▶ _Exercise brief_: Everything in the data below should be restated word for word.
##### Provided data #####
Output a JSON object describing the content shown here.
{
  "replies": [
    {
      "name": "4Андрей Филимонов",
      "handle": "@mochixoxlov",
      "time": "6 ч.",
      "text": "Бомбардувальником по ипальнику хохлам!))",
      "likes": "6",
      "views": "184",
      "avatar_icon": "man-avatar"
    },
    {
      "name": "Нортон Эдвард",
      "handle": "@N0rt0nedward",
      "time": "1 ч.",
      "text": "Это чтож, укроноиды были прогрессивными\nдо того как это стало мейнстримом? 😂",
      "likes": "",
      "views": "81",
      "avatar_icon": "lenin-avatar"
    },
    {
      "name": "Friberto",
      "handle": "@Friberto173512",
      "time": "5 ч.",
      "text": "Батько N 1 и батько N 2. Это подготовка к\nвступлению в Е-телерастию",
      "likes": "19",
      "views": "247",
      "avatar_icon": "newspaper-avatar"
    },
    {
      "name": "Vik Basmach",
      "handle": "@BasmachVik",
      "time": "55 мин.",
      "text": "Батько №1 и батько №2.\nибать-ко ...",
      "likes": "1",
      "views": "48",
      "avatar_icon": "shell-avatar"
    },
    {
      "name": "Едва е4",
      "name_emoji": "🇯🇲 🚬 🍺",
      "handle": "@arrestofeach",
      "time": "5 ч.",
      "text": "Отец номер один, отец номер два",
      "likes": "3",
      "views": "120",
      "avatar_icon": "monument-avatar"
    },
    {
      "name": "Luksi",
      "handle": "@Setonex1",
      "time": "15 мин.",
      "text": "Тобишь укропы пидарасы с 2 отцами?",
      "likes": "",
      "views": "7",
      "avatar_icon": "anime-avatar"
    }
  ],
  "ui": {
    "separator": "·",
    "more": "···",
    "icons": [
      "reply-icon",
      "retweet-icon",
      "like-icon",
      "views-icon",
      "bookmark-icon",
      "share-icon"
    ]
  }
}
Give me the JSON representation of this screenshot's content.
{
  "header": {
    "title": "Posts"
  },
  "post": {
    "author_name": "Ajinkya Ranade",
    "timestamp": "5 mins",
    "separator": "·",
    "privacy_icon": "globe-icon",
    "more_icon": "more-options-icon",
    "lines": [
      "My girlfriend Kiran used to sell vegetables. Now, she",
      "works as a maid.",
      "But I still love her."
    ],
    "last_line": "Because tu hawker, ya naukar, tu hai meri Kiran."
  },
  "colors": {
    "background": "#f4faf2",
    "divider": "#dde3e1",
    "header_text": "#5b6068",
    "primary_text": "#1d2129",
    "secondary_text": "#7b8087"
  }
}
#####
▶ _Response_:
Output a JSON object describing the content shown here.
{
  "replies": [
    {
      "name": "4Андрей Филимонов",
      "handle": "@mochixoxlov",
      "time": "6 ч.",
      "text": "Бомбардувальником по ипальнику хохлам!))",
      "likes": "6",
      "views": "184",
      "avatar_icon": "man-avatar"
    },
    {
      "name": "Нортон Эдвард",
      "handle": "@N0rt0nedward",
      "time": "1 ч.",
      "text": "Это чтож, укроноиды были прогрессивными\nдо того как это стало мейнстримом? 😂",
      "likes": "",
      "views": "81",
      "avatar_icon": "lenin-avatar"
    },
    {
      "name": "Friberto",
      "handle": "@Friberto173512",
      "time": "5 ч.",
      "text": "Батько N 1 и батько N 2. Это подготовка к\nвступлению в Е-телерастию",
      "likes": "19",
      "views": "247",
      "avatar_icon": "newspaper-avatar"
    },
    {
      "name": "Vik Basmach",
      "handle": "@BasmachVik",
      "time": "55 мин.",
      "text": "Батько №1 и батько №2.\nибать-ко ...",
      "likes": "1",
      "views": "48",
      "avatar_icon": "shell-avatar"
    },
    {
      "name": "Едва е4",
      "name_emoji": "🇯🇲 🚬 🍺",
      "handle": "@arrestofeach",
      "time": "5 ч.",
      "text": "Отец номер один, отец номер два",
      "likes": "3",
      "views": "120",
      "avatar_icon": "monument-avatar"
    },
    {
      "name": "Luksi",
      "handle": "@Setonex1",
      "time": "15 мин.",
      "text": "Тобишь укропы пидарасы с 2 отцами?",
      "likes": "",
      "views": "7",
      "avatar_icon": "anime-avatar"
    }
  ],
  "ui": {
    "separator": "·",
    "more": "···",
    "icons": [
      "reply-icon",
      "retweet-icon",
      "like-icon",
      "views-icon",
      "bookmark-icon",
      "share-icon"
    ]
  }
}
Give me the JSON representation of this screenshot's content.
{
  "header": {
    "title": "Posts"
  },
  "post": {
    "author_name": "Ajinkya Ranade",
    "timestamp": "5 mins",
    "separator": "·",
    "privacy_icon": "globe-icon",
    "more_icon": "more-options-icon",
    "lines": [
      "My girlfriend Kiran used to sell vegetables. Now, she",
      "works as a maid.",
      "But I still love her."
    ],
    "last_line": "Because tu hawker, ya naukar, tu hai meri Kiran."
  },
  "colors": {
    "background": "#f4faf2",
    "divider": "#dde3e1",
    "header_text": "#5b6068",
    "primary_text": "#1d2129",
    "secondary_text": "#7b8087"
  }
}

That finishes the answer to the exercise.